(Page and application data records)
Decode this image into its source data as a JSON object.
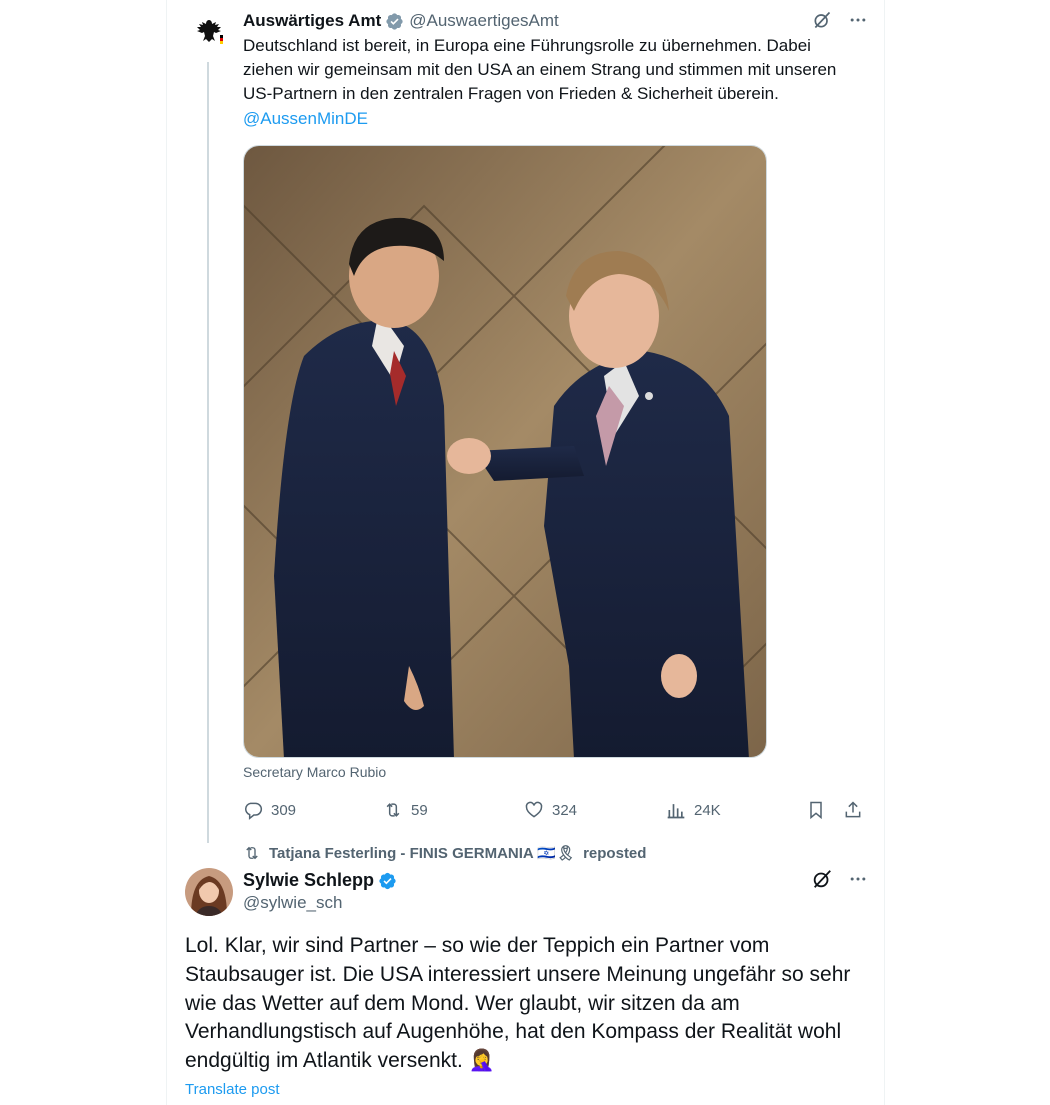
{
  "tweet1": {
    "author_name": "Auswärtiges Amt",
    "author_handle": "@AuswaertigesAmt",
    "text": "Deutschland ist bereit, in Europa eine Führungsrolle zu übernehmen. Dabei ziehen wir gemeinsam mit den USA an einem Strang und stimmen mit unseren US-Partnern in den zentralen Fragen von Frieden & Sicherheit überein.",
    "mention": "@AussenMinDE",
    "media_caption": "Secretary Marco Rubio",
    "stats": {
      "replies": "309",
      "reposts": "59",
      "likes": "324",
      "views": "24K"
    }
  },
  "repost_banner": {
    "text": "Tatjana Festerling - FINIS GERMANIA 🇮🇱🎗",
    "suffix": "reposted"
  },
  "tweet2": {
    "author_name": "Sylwie Schlepp",
    "author_handle": "@sylwie_sch",
    "text": "Lol. Klar, wir sind Partner – so wie der Teppich ein Partner vom Staubsauger ist. Die USA interessiert unsere Meinung ungefähr so sehr wie das Wetter auf dem Mond. Wer glaubt, wir sitzen da am Verhandlungstisch auf Augenhöhe, hat den Kompass der Realität wohl endgültig im Atlantik versenkt. 🤦‍♀️",
    "translate_label": "Translate post"
  },
  "icons": {
    "verified": "verified-badge-icon",
    "grok": "grok-icon",
    "more": "more-icon",
    "reply": "reply-icon",
    "repost": "repost-icon",
    "like": "heart-icon",
    "views": "views-icon",
    "bookmark": "bookmark-icon",
    "share": "share-icon"
  },
  "colors": {
    "accent": "#1d9bf0",
    "secondary_text": "#536471",
    "primary_text": "#0f1419"
  }
}
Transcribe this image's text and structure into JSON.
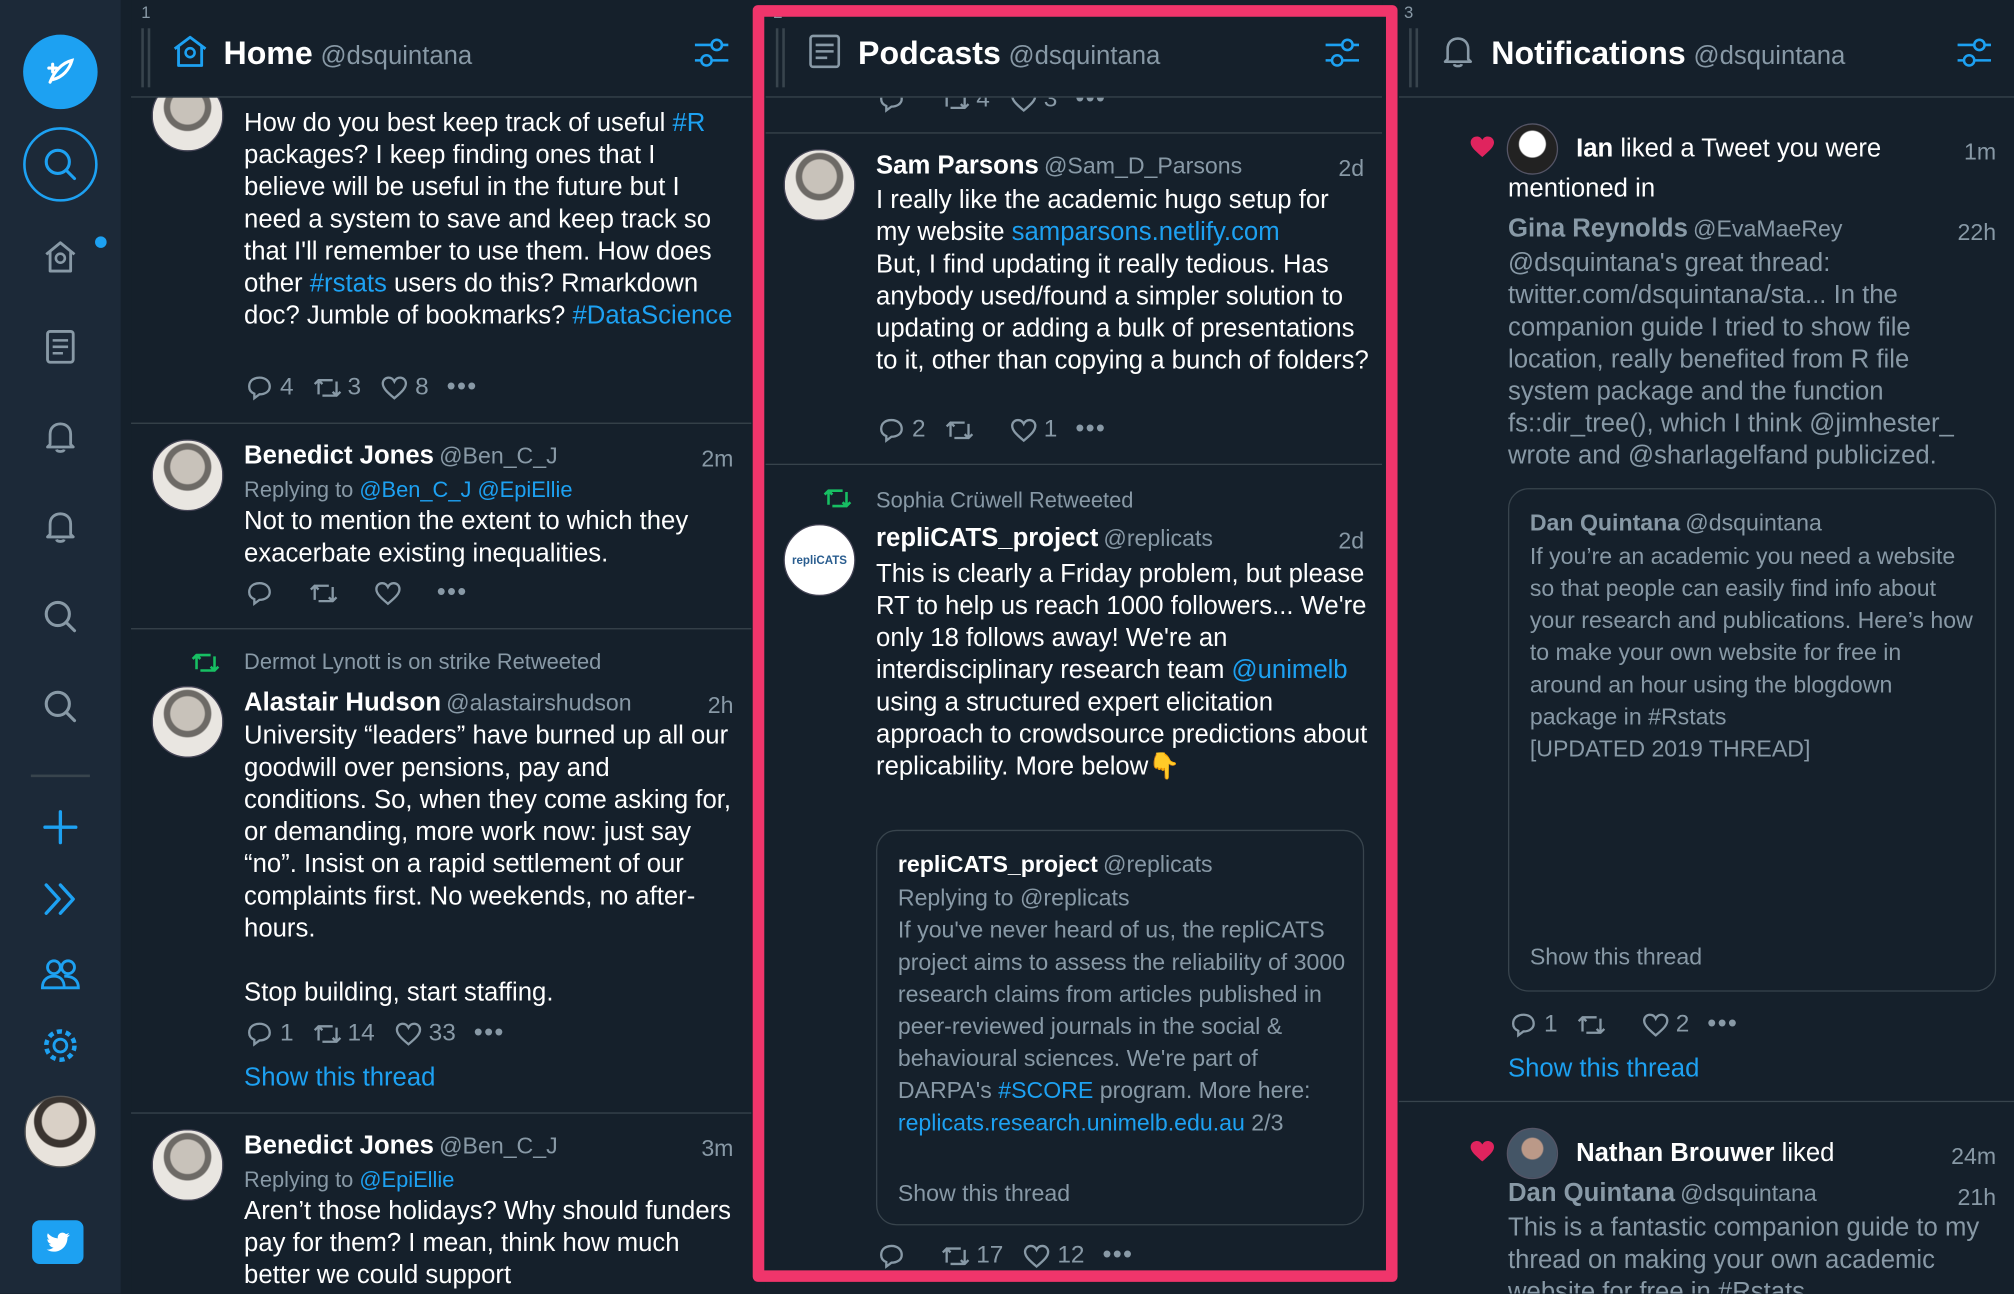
{
  "colors": {
    "accent": "#1da1f2",
    "highlight": "#f0356b",
    "retweet": "#17bf63",
    "like": "#e0245e"
  },
  "sidebar": {
    "items": [
      "compose-icon",
      "search-icon",
      "home-icon",
      "list-icon",
      "notifications-icon",
      "notifications-icon",
      "search-icon",
      "search-icon",
      "add-icon",
      "expand-icon",
      "people-icon",
      "settings-icon",
      "avatar",
      "twitter-bird-icon"
    ]
  },
  "columns": {
    "home": {
      "num": "1",
      "title": "Home",
      "user": "@dsquintana"
    },
    "podcasts": {
      "num": "2",
      "title": "Podcasts",
      "user": "@dsquintana"
    },
    "notifications": {
      "num": "3",
      "title": "Notifications",
      "user": "@dsquintana"
    }
  },
  "home": {
    "t1": {
      "text_a": "How do you best keep track of useful ",
      "tag1": "#R",
      "text_b": " packages? I keep finding ones that I believe will be useful in the future but I need a system to save and keep track so that I'll remember to use them. How does other ",
      "tag2": "#rstats",
      "text_c": " users do this? Rmarkdown doc? Jumble of bookmarks? ",
      "tag3": "#DataScience",
      "replies": "4",
      "retweets": "3",
      "likes": "8"
    },
    "t2": {
      "name": "Benedict Jones",
      "handle": "@Ben_C_J",
      "time": "2m",
      "reply_label": "Replying to ",
      "reply_a": "@Ben_C_J",
      "reply_b": "@EpiEllie",
      "text": "Not to mention the extent to which they exacerbate existing inequalities."
    },
    "t3": {
      "retweeted_by": "Dermot Lynott is on strike Retweeted",
      "name": "Alastair Hudson",
      "handle": "@alastairshudson",
      "time": "2h",
      "text": "University “leaders” have burned up all our goodwill over pensions, pay and conditions. So, when they come asking for, or demanding, more work now: just say “no”. Insist on a rapid settlement of our complaints first. No weekends, no after-hours.\n\nStop building, start staffing.",
      "replies": "1",
      "retweets": "14",
      "likes": "33",
      "show_thread": "Show this thread"
    },
    "t4": {
      "name": "Benedict Jones",
      "handle": "@Ben_C_J",
      "time": "3m",
      "reply_label": "Replying to ",
      "reply_a": "@EpiEllie",
      "text": "Aren’t those holidays? Why should funders pay for them? I mean, think how much better we could support"
    }
  },
  "podcasts": {
    "t0": {
      "retweets": "4",
      "likes": "3"
    },
    "t1": {
      "name": "Sam Parsons",
      "handle": "@Sam_D_Parsons",
      "time": "2d",
      "text_a": "I really like the academic hugo setup for my website ",
      "link": "samparsons.netlify.com",
      "text_b": "\nBut, I find updating it really tedious. Has anybody used/found a simpler solution to updating or adding a bulk of presentations to it, other than copying a bunch of folders?",
      "replies": "2",
      "likes": "1"
    },
    "t2": {
      "retweeted_by": "Sophia Crüwell Retweeted",
      "avatar_text": "repliCATS",
      "name": "repliCATS_project",
      "handle": "@replicats",
      "time": "2d",
      "text_a": "This is clearly a Friday problem, but please RT to help us reach 1000 followers... We're only 18 follows away! We're an interdisciplinary research team ",
      "link": "@unimelb",
      "text_b": " using a structured expert elicitation approach to crowdsource predictions about replicability. More below👇",
      "quote": {
        "name": "repliCATS_project",
        "handle": "@replicats",
        "reply": "Replying to @replicats",
        "text_a": "If you've never heard of us, the repliCATS project aims to assess the reliability of 3000 research claims from articles published in peer-reviewed journals in the social & behavioural sciences. We're part of DARPA's ",
        "tag": "#SCORE",
        "text_b": " program. More here: ",
        "link": "replicats.research.unimelb.edu.au",
        "text_c": " 2/3",
        "show_thread": "Show this thread"
      },
      "retweets": "17",
      "likes": "12"
    }
  },
  "notifications": {
    "n1": {
      "actor": "Ian",
      "action": " liked a Tweet you were mentioned in",
      "time": "1m",
      "name": "Gina Reynolds",
      "handle": "@EvaMaeRey",
      "tweet_time": "22h",
      "text": "@dsquintana's great thread: twitter.com/dsquintana/sta...  In the companion guide I tried to show file location, really benefited from R file system package and the function fs::dir_tree(), which I think @jimhester_  wrote and @sharlagelfand publicized.",
      "quote": {
        "name": "Dan Quintana",
        "handle": "@dsquintana",
        "text": "If you’re an academic you need a website so that people can easily find info about your research and publications. Here’s how to make your own website for free in around an hour using the blogdown package in #Rstats\n [UPDATED 2019 THREAD]",
        "show_thread": "Show this thread"
      },
      "replies": "1",
      "likes": "2",
      "show_thread": "Show this thread"
    },
    "n2": {
      "actor": "Nathan Brouwer",
      "action": " liked",
      "time": "24m",
      "name": "Dan Quintana",
      "handle": "@dsquintana",
      "tweet_time": "21h",
      "text": "This is a fantastic companion guide to my thread on making your own academic website for free in #Rstats"
    }
  }
}
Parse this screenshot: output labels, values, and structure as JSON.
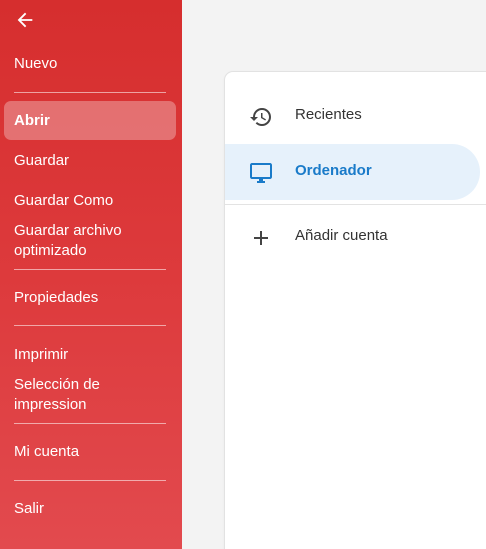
{
  "sidebar": {
    "back_icon": "arrow-left-icon",
    "items": {
      "nuevo": "Nuevo",
      "abrir": "Abrir",
      "guardar": "Guardar",
      "guardar_como": "Guardar Como",
      "guardar_optimizado": "Guardar archivo optimizado",
      "propiedades": "Propiedades",
      "imprimir": "Imprimir",
      "seleccion_impresion": "Selección de impression",
      "mi_cuenta": "Mi cuenta",
      "salir": "Salir"
    },
    "active_item": "Abrir",
    "colors": {
      "background_top": "#d62e2e",
      "background_bottom": "#e24a4e",
      "text": "#ffffff"
    }
  },
  "locations": {
    "recientes": {
      "label": "Recientes",
      "icon": "history-icon"
    },
    "ordenador": {
      "label": "Ordenador",
      "icon": "monitor-icon",
      "selected": true
    },
    "anadir_cuenta": {
      "label": "Añadir cuenta",
      "icon": "plus-icon"
    },
    "colors": {
      "selected_bg": "#e6f1fb",
      "selected_text": "#1a7bc9"
    }
  }
}
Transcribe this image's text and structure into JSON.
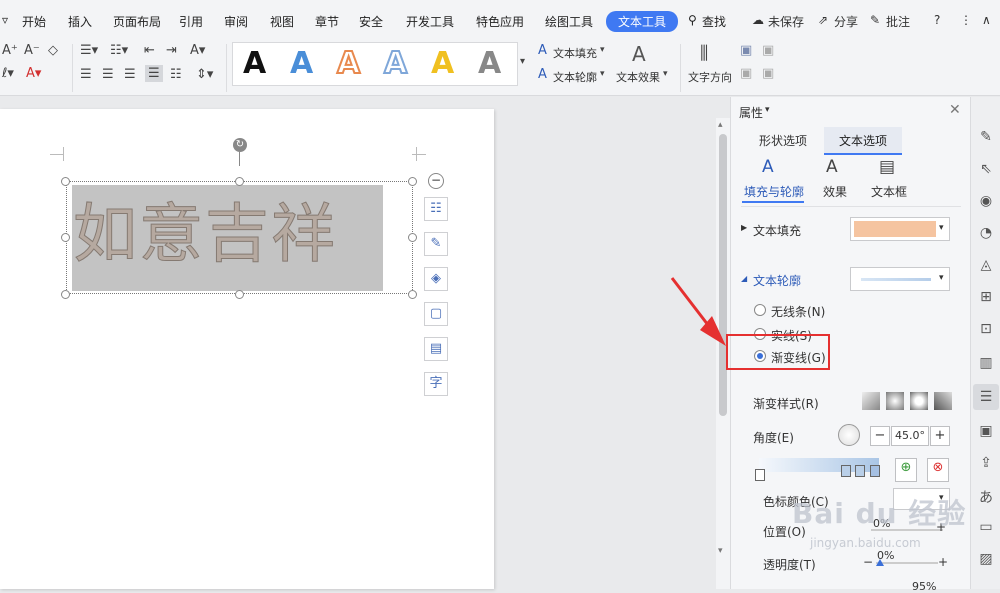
{
  "menu": {
    "items": [
      "开始",
      "插入",
      "页面布局",
      "引用",
      "审阅",
      "视图",
      "章节",
      "安全",
      "开发工具",
      "特色应用",
      "绘图工具"
    ],
    "active": "文本工具",
    "search": "查找",
    "unsaved": "未保存",
    "share": "分享",
    "annotate": "批注"
  },
  "ribbon": {
    "text_fill": "文本填充",
    "text_outline": "文本轮廓",
    "text_effect": "文本效果",
    "text_direction": "文字方向",
    "style_colors": [
      "#111111",
      "#4a8ed8",
      "#e8894e",
      "#7fa7d9",
      "#f0c020",
      "#888888"
    ]
  },
  "document": {
    "wordart": "如意吉祥"
  },
  "panel": {
    "title": "属性",
    "tabs": [
      "形状选项",
      "文本选项"
    ],
    "subtabs": [
      "填充与轮廓",
      "效果",
      "文本框"
    ],
    "text_fill_label": "文本填充",
    "text_fill_color": "#f5c4a0",
    "text_outline_label": "文本轮廓",
    "radio_options": [
      "无线条(N)",
      "实线(S)",
      "渐变线(G)"
    ],
    "selected_radio": "渐变线(G)",
    "gradient_style_label": "渐变样式(R)",
    "angle_label": "角度(E)",
    "angle_value": "45.0°",
    "stop_color_label": "色标颜色(C)",
    "position_label": "位置(O)",
    "position_value": "0%",
    "transparency_label": "透明度(T)",
    "transparency_value": "0%",
    "brightness_value": "95%"
  },
  "watermark": {
    "brand": "Bai du 经验",
    "url": "jingyan.baidu.com"
  }
}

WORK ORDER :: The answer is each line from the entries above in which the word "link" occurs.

EXERCISE OUTPUT ::
      "link": "samparsons.netlify.com",
      "link": "@unimelb",
        "link": "replicats.research.unimelb.edu.au",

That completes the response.